Accelerometers could be single or three axis devices an average single axis system is packaged inside a 25 x 25 mm casing weighing 45 grams. This includes a pendulum (proof-mass) that senses acceleration. Relative displacement between your pendulum and casing is thought with a high gain capacitance pick-off and two coils.
A shut loop servomechanism feedback signal (proportional to acceleration) will be amplified and demodulated. This feedback signal (analogue current or digital pulses) is used towards the coils to restrain the pendulum in the null position.
The feedback needed to keep the null position is proportional towards the thought acceleration this becomes the accelerometer’s output signal. Due to the high gain from the servomechanism electronics used, pendulum displacements are restricted to microradians. An important temperature sensor provides thermal compensation. The IRU contains three devices, calculating acceleration within the longitudinal, lateral and normal axes from the aircraft.
The main sensors utilized in inertial satnav systems are accelerometers and gyros to look for the aircraft’s movement. These sensors provide outputs which are processed to supply fundamental navigation data.
The inertial navigation system must set up a local attitude reference and direction of true north for navigation purposes. In this process, the aircraft shouldn’t be moved.
MEMS based sensors

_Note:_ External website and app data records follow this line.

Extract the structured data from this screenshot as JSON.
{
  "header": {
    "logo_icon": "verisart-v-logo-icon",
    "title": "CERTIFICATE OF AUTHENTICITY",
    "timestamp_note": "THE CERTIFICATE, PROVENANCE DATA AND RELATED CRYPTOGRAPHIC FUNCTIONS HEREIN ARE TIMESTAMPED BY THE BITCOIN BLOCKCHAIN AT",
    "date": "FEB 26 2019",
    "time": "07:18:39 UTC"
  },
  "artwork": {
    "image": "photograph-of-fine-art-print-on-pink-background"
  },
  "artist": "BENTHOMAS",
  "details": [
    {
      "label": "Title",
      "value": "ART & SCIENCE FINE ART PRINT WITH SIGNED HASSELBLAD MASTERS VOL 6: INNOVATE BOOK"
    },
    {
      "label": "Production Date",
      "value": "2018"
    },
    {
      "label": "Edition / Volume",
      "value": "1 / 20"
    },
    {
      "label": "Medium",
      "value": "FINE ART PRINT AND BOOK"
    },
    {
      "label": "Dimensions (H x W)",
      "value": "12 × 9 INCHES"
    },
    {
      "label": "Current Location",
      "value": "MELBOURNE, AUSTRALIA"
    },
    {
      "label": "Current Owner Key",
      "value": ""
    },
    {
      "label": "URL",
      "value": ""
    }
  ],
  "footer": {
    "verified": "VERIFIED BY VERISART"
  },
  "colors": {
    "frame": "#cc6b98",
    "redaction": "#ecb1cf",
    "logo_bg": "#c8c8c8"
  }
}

Developments in micro-electromechanical systems (MEMS) technologies have brought to plastic accelerometers which are more reliable and could be manufactured onto a built-in circuit. MEMS may be the integration of mechanical elements, sensors and electronics on the common plastic substrate through micro-fabrication technology.